The history of the European Commission finding so-called 'cartel facilitators' liable for antitrust infringements is lengthy, with the first clear precedent dating back at least to 1980. However, it is also patchy, with a lapse of over twenty years passing between the next such decision. It is arguably only since the judgment of the Court of First Instance in AC Treuhand 1 (2008) that there has been some degree of clarity regarding the circumstances in which a third party service provider can be considered liable as a co-perpetrator for a cartel infringement. The judgment set the bar for such liability worryingly low.

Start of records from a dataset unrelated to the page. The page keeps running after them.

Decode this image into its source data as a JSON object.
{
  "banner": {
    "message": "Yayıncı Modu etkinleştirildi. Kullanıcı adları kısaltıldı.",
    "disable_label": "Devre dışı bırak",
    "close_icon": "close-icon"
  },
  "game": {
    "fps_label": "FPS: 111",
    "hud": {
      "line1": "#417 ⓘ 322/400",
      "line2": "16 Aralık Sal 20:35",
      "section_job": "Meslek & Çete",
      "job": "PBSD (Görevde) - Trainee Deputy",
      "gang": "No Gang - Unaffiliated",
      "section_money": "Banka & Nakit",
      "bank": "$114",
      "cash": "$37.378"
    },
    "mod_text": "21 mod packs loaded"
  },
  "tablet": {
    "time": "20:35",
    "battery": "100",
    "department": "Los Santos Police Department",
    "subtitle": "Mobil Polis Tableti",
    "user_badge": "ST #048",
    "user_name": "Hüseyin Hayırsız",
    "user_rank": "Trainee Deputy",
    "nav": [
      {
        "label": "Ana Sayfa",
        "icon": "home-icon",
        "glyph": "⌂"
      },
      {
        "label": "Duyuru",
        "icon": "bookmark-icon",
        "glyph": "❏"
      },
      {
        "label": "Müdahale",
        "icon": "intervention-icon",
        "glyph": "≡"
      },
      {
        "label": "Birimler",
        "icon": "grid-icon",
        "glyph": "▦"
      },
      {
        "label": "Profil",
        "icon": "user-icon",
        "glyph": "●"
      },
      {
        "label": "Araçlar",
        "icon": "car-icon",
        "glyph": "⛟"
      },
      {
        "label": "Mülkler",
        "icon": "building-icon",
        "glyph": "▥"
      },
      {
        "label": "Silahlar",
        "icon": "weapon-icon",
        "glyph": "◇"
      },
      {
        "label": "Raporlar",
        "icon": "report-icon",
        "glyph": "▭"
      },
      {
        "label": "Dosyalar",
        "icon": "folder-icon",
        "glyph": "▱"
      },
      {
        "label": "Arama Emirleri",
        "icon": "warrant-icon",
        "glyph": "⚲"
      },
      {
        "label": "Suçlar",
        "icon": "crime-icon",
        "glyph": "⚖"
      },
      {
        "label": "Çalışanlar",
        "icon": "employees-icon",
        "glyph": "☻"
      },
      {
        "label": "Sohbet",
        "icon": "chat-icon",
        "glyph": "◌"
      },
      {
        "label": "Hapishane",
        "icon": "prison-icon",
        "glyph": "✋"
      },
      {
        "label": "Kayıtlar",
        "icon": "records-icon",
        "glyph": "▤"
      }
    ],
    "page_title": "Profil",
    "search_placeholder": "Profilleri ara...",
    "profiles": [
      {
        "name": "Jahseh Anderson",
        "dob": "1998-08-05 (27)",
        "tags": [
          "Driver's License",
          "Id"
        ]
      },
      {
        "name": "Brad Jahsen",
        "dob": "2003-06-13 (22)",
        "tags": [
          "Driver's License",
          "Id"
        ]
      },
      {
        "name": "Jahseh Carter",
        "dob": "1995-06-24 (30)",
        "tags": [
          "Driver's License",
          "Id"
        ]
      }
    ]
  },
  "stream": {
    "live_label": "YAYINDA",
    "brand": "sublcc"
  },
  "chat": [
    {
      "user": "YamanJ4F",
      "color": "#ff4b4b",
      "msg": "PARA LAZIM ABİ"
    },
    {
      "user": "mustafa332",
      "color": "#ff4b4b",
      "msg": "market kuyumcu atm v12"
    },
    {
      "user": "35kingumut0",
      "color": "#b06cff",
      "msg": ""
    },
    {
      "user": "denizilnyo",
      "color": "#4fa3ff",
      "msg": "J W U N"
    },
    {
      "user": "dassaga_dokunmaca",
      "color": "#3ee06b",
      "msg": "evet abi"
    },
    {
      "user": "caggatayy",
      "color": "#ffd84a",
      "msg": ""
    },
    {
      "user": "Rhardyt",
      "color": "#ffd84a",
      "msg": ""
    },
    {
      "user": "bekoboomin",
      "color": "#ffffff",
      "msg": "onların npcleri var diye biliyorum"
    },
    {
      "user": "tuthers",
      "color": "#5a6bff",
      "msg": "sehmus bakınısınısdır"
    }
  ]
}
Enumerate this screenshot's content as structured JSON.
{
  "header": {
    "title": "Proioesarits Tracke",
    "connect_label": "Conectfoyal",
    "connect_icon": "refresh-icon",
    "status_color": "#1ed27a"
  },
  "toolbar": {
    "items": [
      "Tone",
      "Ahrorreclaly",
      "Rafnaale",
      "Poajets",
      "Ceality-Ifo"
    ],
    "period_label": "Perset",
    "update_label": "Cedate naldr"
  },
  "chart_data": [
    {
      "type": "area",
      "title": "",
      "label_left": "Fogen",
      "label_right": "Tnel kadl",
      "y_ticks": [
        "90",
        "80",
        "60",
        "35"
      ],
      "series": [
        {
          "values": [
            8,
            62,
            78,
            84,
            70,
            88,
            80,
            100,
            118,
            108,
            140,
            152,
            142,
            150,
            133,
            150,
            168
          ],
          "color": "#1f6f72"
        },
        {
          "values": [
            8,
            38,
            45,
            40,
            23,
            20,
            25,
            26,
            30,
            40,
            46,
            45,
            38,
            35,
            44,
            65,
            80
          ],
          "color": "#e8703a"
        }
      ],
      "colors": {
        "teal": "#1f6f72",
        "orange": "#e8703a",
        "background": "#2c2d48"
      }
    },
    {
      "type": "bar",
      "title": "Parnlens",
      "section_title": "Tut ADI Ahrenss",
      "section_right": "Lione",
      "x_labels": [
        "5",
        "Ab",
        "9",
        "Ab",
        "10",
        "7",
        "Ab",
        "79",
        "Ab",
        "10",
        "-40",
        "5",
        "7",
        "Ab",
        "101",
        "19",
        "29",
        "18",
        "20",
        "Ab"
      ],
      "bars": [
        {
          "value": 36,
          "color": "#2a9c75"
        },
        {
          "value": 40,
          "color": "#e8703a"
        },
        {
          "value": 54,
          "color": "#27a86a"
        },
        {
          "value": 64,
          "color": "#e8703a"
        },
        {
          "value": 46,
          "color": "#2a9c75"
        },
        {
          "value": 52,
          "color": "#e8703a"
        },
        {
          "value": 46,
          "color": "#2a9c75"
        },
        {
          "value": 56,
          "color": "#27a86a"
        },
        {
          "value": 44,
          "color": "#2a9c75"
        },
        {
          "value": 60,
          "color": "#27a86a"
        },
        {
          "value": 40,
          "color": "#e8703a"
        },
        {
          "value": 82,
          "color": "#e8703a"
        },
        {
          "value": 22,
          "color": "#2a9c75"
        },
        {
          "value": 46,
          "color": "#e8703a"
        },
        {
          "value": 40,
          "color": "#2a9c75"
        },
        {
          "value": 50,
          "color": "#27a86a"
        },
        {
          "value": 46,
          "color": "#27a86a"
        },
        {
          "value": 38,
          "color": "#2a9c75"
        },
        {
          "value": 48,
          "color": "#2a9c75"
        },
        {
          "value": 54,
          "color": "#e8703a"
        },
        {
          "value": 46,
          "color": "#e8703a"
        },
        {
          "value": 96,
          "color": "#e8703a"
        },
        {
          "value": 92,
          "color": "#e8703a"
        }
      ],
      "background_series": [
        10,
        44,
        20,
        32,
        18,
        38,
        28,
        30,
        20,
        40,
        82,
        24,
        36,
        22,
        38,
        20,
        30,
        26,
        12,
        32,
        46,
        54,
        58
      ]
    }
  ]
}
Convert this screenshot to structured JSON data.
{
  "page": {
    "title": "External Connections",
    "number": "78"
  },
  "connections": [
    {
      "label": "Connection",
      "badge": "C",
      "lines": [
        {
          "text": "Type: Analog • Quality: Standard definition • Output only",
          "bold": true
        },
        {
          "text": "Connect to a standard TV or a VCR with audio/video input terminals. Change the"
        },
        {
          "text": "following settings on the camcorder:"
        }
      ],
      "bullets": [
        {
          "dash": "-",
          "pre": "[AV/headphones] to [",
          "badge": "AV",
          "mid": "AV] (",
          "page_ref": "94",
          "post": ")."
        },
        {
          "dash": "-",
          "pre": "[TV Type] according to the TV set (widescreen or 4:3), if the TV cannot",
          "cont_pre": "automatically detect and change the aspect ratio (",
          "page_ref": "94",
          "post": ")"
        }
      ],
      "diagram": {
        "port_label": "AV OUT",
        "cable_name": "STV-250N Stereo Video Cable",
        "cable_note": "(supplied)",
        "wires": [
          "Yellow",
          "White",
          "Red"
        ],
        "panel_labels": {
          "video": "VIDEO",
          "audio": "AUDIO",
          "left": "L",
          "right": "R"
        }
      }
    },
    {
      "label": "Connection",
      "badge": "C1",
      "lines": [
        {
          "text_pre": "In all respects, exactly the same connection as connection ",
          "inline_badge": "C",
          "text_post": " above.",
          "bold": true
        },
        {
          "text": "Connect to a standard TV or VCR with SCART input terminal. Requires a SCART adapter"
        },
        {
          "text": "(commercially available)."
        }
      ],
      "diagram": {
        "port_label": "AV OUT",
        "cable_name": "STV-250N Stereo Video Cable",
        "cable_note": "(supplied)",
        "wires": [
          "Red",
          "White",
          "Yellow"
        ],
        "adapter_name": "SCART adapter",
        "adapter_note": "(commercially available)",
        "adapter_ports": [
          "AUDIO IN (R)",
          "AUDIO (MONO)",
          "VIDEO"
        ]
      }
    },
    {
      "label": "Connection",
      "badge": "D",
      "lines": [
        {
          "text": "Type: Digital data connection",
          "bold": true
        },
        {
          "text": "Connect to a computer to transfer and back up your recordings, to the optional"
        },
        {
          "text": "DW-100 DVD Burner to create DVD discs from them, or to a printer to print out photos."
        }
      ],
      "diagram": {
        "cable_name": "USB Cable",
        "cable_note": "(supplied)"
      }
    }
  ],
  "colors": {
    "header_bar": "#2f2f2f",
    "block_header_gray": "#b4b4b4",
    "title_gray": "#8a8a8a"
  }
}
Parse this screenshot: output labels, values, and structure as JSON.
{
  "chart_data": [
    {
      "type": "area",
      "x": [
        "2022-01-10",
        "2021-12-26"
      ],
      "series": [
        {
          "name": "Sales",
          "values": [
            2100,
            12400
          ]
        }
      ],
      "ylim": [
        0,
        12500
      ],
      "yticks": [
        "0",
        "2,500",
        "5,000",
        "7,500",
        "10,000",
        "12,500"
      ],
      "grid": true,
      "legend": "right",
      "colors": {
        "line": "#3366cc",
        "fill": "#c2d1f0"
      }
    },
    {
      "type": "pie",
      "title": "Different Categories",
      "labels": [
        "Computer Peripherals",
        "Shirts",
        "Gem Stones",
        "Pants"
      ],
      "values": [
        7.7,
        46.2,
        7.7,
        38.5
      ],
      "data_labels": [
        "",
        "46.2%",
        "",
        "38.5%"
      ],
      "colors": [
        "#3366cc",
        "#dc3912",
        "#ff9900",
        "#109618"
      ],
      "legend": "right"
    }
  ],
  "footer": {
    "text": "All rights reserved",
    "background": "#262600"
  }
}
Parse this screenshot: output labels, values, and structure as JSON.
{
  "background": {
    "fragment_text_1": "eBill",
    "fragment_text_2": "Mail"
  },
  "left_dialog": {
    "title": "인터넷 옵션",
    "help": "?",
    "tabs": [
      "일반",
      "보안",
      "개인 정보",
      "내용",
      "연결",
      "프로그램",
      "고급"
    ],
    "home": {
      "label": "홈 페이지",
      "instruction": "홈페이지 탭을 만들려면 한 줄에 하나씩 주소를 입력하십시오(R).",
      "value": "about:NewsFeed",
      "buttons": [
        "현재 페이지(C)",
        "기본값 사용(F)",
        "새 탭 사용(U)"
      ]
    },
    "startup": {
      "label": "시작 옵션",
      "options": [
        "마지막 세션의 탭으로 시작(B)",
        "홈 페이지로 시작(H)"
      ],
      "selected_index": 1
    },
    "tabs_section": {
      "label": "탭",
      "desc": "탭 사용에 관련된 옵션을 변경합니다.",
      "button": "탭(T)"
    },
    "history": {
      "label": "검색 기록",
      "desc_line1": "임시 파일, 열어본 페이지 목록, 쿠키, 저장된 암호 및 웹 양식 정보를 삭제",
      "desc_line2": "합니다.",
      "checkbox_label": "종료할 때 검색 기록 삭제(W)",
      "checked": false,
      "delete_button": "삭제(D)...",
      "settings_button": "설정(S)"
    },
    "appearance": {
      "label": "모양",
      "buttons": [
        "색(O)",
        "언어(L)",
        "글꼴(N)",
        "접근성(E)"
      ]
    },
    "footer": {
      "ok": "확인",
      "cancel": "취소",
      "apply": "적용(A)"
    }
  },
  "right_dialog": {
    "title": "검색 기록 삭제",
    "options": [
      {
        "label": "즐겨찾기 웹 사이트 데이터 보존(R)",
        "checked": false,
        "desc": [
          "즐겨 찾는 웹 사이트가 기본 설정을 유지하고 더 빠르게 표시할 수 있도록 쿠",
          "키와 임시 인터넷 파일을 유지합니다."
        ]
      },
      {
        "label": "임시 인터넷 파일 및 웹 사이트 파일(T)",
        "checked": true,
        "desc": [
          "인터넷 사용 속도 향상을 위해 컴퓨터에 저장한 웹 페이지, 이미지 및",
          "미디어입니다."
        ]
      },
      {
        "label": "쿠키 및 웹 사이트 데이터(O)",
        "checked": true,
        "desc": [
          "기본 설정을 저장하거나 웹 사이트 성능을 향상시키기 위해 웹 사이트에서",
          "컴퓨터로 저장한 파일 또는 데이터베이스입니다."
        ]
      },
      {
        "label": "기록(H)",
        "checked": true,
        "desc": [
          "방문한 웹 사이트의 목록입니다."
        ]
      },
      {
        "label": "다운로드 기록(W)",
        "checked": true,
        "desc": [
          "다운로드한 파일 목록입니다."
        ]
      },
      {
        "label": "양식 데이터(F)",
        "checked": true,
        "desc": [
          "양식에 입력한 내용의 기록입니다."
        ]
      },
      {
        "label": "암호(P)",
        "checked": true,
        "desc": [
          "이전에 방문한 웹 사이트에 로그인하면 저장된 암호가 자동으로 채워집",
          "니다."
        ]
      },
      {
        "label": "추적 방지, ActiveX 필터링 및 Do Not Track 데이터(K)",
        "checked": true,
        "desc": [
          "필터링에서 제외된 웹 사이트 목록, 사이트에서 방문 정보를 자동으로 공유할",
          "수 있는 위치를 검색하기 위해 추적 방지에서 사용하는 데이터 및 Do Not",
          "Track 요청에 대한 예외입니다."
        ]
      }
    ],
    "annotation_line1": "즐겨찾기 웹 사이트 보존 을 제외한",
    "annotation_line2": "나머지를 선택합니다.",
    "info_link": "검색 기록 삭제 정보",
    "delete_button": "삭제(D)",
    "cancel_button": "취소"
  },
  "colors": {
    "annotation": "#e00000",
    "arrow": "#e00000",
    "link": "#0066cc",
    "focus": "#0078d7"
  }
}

The judgment in AC Treuhand 1 shows that providers of such services cannot afford to take a 'head-in-the-sand' approach to protecting their interests, or even less to turn a blind eye to the use to which the data that they provide is put. Rather, they would be well advised to take proactive steps to limit their exposure including by specifying what would constitute a non-permitted, and potentially anticompetitive, use of their services.